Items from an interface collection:
[Start of section]
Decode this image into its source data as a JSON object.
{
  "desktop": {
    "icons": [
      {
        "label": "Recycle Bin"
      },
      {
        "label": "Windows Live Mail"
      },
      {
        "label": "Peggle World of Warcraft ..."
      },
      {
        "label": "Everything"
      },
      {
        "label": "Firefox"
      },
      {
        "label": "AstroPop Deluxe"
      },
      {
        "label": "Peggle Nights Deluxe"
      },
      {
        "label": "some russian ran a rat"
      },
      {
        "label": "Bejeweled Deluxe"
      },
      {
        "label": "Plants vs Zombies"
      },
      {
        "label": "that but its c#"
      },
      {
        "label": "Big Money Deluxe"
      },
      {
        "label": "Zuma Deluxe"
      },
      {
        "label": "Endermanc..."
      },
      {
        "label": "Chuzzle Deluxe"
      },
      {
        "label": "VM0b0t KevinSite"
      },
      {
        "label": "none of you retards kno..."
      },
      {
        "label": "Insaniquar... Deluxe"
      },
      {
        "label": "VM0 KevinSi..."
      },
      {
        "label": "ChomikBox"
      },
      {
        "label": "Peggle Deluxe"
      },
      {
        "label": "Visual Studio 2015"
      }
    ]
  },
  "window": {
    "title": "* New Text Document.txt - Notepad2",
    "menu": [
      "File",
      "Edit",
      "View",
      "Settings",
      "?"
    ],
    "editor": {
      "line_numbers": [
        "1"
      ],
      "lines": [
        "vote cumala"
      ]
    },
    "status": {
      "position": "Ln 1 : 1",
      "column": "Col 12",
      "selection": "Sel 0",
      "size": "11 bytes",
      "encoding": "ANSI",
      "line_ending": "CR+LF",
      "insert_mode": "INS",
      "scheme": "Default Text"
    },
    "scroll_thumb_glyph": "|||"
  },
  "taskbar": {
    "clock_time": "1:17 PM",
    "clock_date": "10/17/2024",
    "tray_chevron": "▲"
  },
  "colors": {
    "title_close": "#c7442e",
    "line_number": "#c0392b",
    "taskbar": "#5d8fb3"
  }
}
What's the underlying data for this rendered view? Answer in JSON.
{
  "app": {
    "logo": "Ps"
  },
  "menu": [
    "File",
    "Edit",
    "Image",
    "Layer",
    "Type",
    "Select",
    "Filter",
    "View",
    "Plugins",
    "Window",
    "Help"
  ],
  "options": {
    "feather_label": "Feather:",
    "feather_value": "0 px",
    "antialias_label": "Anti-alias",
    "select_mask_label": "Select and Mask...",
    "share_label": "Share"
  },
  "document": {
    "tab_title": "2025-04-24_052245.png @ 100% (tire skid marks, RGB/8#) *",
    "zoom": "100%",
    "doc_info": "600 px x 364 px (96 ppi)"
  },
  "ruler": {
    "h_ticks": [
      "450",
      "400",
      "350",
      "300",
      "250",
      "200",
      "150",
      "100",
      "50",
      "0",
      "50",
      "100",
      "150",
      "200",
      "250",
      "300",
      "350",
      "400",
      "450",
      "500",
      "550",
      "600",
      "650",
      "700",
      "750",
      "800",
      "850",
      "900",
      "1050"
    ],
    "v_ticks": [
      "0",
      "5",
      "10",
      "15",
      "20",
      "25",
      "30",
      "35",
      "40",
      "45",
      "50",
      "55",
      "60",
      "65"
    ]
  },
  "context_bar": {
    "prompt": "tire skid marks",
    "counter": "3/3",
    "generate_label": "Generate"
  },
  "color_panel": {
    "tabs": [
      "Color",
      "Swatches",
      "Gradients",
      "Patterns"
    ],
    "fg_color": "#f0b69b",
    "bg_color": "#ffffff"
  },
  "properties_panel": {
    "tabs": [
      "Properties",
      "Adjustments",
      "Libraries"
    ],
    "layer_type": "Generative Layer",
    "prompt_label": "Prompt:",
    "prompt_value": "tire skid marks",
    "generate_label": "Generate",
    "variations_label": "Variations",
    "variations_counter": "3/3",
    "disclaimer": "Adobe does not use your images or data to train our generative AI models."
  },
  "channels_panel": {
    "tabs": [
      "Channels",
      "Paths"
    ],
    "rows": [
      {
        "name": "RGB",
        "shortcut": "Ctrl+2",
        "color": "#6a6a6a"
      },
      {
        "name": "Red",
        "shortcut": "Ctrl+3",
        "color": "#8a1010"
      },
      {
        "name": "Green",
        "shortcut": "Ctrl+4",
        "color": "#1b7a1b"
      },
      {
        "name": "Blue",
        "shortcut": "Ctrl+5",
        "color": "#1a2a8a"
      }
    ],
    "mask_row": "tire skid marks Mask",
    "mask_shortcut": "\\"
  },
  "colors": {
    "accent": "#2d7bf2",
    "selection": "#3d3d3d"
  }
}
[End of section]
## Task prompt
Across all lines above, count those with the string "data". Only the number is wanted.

## Response below
3